Don’t Let Your Business Be Destroyed by a Poor Online Reputation

Combat Poor Online Reputation with a reputation management strategy
Photo by CC user y0mbo on Flickr

If someone wants to get to know about your company, brand, or product, they will do so online. Unfortunately, people tend to only look at the first page of Google (90% of people don’t look further), and they believe whatever shows up there. So, if something negative shows up, they will instantly have a bad opinion about you. This is why you need online reputation management to make sure people see the good things about you instead. Let’s take a look at key things to remember.

Reviews Are Important

A poor online reputation can be caused by a wealth of different things, but mainly by poor reviews. A 2012 Nielson study demonstrated that online reviews are almost as trusted as word of mouth recommendations. 80% of people, in fact, didn’t buy something after they saw a negative review. Plus, there are five times more negative reviews than positive reviews out there. Unfortunately, a single poor experience can therefore completely transform people’s opinion about you, even if they are unfounded.

Remember Dell? In 2005, a blogger called Dell’s customer service “Dell Hell”. His post went into great detail and went viral, getting shared all over the world. Dell saw a huge decline in their business as a result of this single post. Dell didn’t think a single blogger could make any kind of difference, but they were wrong. His post was catchy, it was shared, and Dell suffered.

Social Media Is Dangerous
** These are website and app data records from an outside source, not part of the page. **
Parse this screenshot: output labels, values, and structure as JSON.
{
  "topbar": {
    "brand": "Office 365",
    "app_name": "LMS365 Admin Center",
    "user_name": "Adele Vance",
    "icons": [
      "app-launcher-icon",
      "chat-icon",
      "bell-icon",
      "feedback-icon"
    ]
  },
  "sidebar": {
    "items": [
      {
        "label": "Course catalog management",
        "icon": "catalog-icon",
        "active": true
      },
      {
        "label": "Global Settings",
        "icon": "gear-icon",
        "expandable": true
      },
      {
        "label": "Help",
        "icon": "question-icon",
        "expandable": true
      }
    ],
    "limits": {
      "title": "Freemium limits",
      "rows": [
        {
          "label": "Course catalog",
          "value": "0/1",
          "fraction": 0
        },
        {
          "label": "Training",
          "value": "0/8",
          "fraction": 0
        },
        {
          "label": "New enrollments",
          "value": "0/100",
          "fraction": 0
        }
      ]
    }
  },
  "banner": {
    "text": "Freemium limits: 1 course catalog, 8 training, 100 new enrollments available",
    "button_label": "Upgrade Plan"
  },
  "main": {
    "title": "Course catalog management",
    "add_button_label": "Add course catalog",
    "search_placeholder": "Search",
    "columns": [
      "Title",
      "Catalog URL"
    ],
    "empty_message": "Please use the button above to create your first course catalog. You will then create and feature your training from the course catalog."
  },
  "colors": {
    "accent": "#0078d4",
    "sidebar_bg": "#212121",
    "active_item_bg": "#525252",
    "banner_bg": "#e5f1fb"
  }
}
Sometimes, something that seems not so important can get out of control. Twitter and Facebook, for instance, have become hotspots for people who want to complain, and they have expectations. In fact, 50% of people think that businesses should resolve complaints if they have been aired on social media. Unfortunately, some companies don’t monitor their accounts or, worse still, delete negative reviews. This is a huge mistake.

Take Hyundai, for instance. A Melbourne Hyundai dealer was quoted on their Facebook page, saying there was an issue with the inflated prices. Hyundai ignored it, but the rest of the country (Australia) didn’t. The post was shared 18,000 times, 38,000 people liked it, and 10,000 comments were posted in a single week. It hit national news before Hyundai finally responded, and their reputation was badly damaged.

Hoaxes Also Exist

Unfortunately, some people just like to complain. They will write things that are completely untrue, and internet trolls find it hilarious to spread rumors based on false information. These can be very difficult to combat as well.

Take the Just Jeans debacle. Somebody downloaded the Just Jeans logo and created a fake social media page in its name. Anyone who posted on the page, believing it to be the actual company, received an abusive response. The result was that Just Jeans had to apologize for something that they didn’t do, and didn’t even have any control over.

The lesson to be learned is that you have to monitor your online reputation, control it, and, if it is broken, fix it.

You may also like

Leave a Reply

Your email address will not be published. Required fields are marked *